PROBLEM DETAILS: Tally how many lines in this material contain the word "subject", and reply only with the count.

....

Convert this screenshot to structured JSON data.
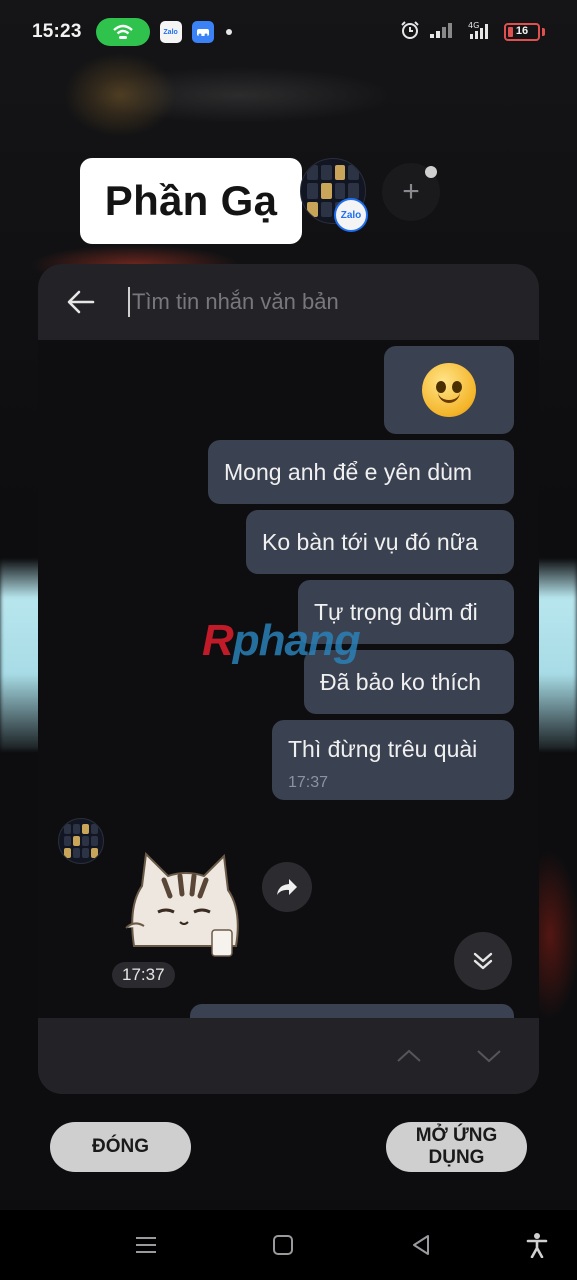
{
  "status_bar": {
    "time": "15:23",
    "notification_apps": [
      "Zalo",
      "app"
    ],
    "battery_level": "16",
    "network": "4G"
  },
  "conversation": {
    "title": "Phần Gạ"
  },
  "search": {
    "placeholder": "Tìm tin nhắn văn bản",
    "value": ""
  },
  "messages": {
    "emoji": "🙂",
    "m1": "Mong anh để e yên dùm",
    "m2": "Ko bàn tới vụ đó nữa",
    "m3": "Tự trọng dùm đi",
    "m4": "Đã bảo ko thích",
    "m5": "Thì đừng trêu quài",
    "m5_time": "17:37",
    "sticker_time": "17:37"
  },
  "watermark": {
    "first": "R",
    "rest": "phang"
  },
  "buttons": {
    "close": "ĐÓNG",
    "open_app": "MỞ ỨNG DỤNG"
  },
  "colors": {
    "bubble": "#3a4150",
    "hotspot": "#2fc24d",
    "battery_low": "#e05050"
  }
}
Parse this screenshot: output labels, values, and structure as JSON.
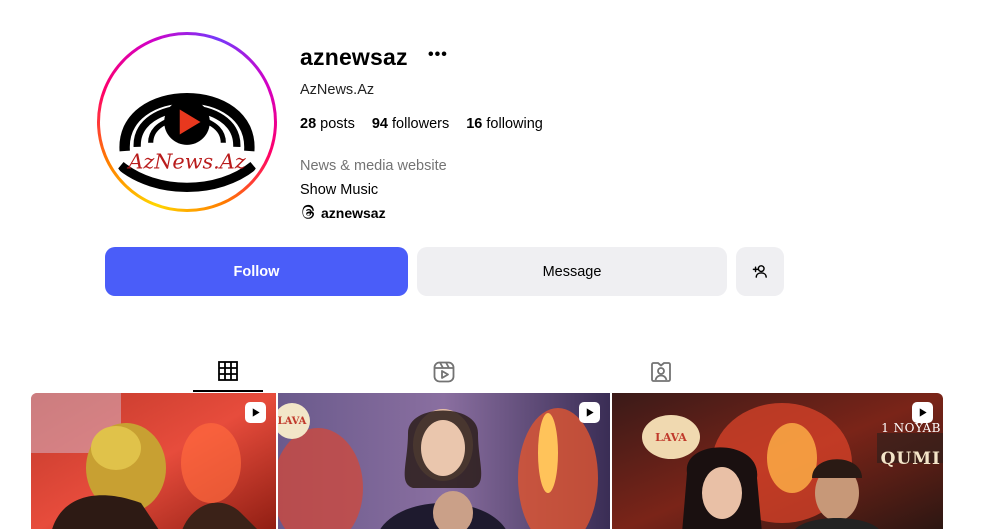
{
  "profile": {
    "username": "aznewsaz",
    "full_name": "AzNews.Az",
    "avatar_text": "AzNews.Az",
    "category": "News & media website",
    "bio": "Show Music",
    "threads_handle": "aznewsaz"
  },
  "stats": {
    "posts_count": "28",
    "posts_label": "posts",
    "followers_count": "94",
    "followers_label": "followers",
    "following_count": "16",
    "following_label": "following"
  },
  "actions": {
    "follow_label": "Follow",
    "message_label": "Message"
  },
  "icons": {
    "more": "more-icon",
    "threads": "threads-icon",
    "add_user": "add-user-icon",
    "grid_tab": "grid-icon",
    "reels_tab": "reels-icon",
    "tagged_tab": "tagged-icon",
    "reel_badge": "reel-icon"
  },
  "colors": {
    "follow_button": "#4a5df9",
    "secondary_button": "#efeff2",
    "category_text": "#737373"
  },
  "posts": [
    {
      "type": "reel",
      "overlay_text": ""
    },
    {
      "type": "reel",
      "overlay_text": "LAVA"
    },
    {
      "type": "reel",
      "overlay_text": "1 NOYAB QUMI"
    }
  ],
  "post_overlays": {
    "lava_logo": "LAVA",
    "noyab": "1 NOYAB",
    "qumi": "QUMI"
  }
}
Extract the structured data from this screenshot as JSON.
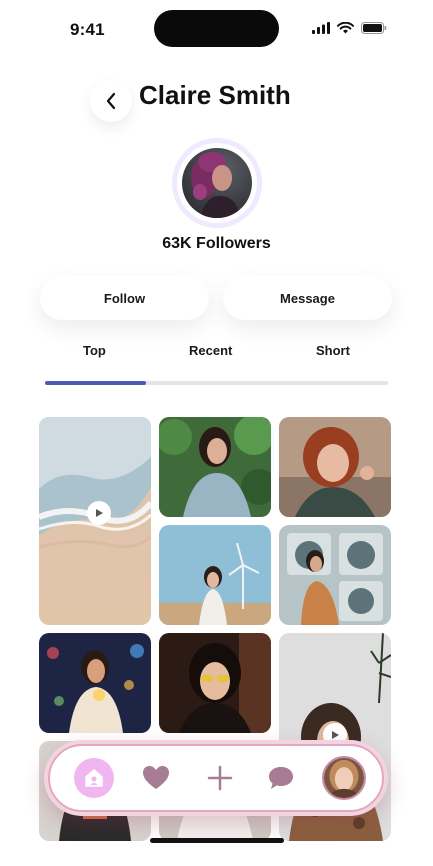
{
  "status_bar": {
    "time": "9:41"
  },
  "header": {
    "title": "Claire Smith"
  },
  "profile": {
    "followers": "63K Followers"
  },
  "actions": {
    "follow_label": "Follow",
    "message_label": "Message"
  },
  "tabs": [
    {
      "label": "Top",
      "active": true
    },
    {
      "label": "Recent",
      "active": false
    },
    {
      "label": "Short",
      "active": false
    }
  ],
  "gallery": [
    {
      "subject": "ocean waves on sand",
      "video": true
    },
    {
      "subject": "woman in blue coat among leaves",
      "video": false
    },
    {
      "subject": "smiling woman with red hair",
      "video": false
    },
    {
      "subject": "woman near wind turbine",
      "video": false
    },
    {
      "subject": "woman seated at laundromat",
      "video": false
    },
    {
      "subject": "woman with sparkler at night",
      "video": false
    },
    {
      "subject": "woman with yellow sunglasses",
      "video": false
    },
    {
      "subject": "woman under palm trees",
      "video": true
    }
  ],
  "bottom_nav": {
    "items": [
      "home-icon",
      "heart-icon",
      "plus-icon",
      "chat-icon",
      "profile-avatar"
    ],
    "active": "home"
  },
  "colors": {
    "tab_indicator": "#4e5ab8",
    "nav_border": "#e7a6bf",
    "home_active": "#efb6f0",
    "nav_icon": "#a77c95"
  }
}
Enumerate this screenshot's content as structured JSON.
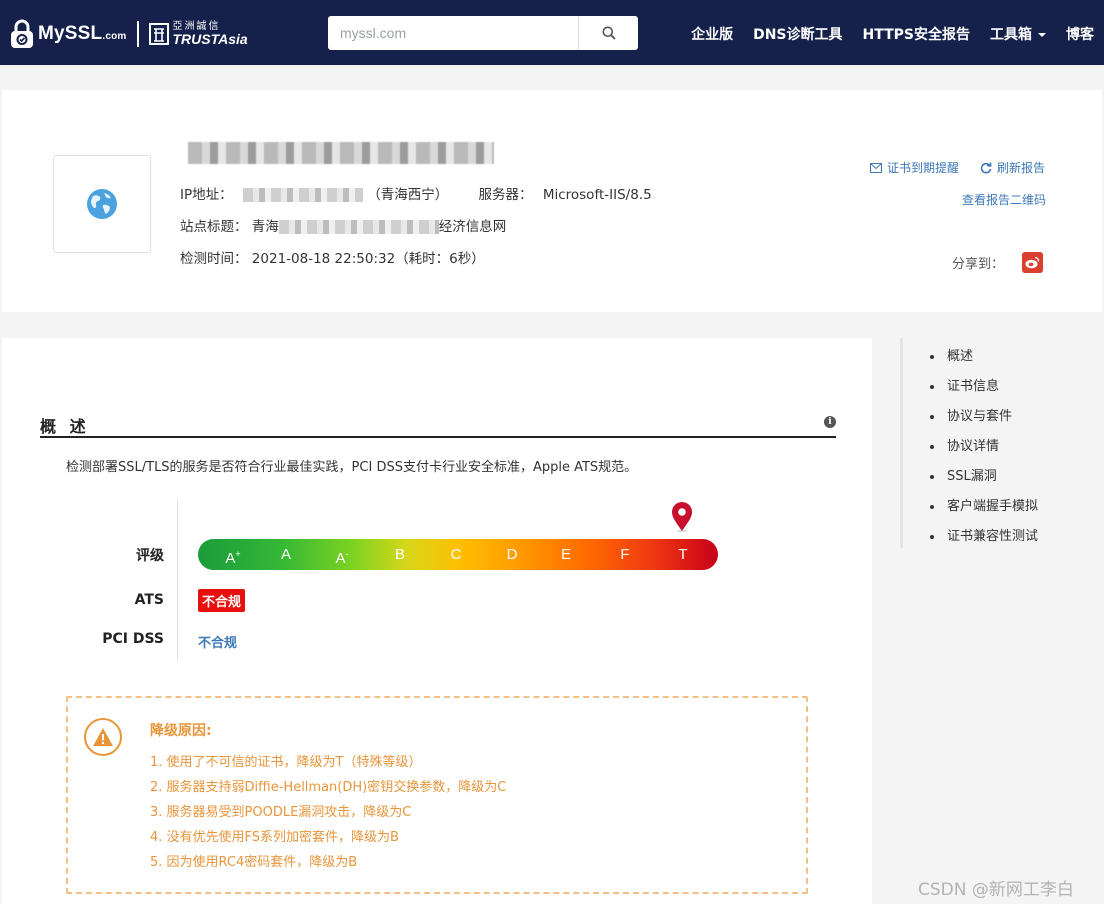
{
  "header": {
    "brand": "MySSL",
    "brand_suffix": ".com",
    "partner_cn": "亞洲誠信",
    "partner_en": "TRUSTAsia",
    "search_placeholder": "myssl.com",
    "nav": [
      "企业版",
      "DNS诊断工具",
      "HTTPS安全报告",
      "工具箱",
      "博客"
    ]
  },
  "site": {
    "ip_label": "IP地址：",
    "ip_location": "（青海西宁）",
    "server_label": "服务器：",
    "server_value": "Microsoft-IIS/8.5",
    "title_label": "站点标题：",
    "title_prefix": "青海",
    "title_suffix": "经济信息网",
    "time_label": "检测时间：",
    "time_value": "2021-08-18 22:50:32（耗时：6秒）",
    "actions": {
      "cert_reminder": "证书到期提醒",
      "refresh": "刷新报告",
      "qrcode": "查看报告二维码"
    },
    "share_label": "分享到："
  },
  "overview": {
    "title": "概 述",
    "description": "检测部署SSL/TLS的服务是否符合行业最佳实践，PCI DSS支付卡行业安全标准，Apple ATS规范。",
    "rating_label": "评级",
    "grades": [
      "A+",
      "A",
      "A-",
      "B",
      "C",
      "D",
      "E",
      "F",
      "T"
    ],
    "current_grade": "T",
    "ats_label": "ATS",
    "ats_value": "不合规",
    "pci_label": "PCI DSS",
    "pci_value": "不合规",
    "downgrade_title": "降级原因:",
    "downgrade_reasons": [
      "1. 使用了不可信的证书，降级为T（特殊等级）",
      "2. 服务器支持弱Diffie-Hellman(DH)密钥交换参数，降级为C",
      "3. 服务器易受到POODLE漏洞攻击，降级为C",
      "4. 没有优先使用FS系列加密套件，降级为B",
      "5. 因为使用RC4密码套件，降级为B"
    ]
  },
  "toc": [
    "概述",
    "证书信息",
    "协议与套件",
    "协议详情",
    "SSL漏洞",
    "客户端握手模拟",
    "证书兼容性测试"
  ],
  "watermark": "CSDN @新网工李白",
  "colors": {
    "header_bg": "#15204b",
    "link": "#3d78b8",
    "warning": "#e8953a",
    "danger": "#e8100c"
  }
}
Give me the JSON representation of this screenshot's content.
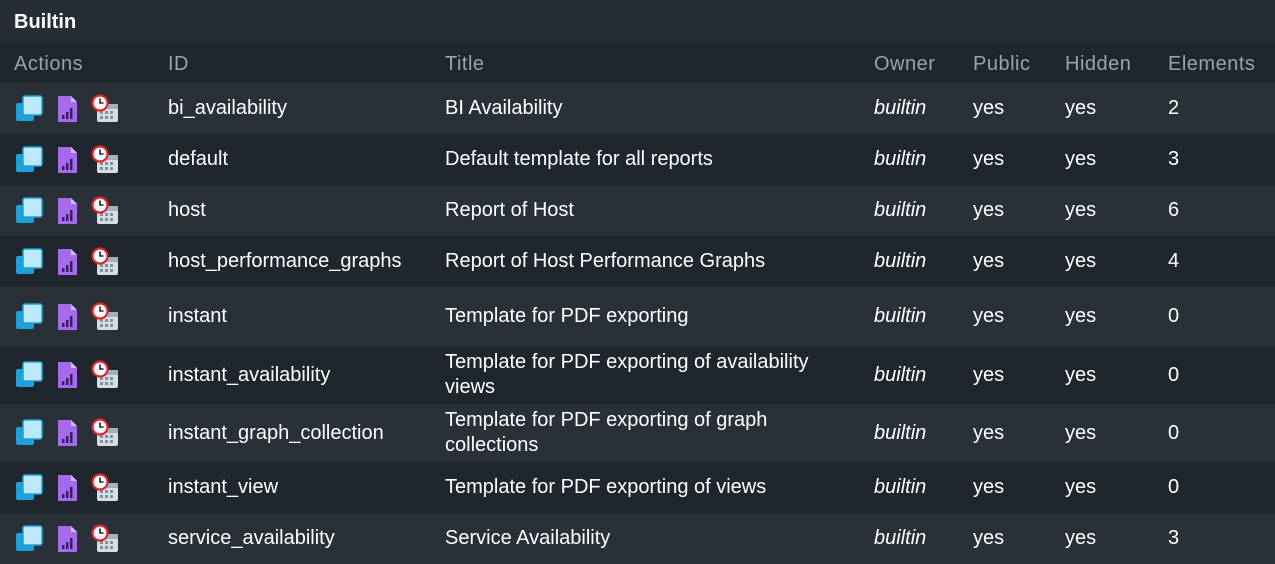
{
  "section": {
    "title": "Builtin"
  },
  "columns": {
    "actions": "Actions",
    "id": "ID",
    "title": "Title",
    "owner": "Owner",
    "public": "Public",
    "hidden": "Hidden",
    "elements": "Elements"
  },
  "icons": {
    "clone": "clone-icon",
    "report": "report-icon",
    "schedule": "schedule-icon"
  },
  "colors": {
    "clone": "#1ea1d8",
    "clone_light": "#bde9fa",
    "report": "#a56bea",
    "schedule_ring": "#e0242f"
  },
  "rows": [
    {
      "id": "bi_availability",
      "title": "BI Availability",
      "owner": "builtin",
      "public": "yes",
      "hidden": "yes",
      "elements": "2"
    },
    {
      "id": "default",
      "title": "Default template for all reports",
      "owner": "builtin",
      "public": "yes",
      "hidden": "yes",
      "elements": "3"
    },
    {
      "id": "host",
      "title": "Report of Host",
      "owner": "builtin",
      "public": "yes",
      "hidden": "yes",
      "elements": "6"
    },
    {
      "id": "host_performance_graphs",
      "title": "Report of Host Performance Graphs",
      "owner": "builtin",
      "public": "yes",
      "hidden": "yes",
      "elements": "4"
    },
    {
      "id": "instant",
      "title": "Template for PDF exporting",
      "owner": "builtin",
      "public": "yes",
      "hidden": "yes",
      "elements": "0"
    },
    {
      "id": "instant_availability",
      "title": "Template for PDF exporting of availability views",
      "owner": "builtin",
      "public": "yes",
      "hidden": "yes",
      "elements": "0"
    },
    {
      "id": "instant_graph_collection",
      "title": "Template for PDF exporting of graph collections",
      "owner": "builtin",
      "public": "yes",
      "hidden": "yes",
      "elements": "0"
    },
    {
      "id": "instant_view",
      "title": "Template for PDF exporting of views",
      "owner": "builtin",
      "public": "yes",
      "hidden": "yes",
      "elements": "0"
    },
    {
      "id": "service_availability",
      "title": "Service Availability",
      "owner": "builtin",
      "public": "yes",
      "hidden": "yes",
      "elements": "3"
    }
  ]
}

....

ANSWER TO THIS EXERCISE: 8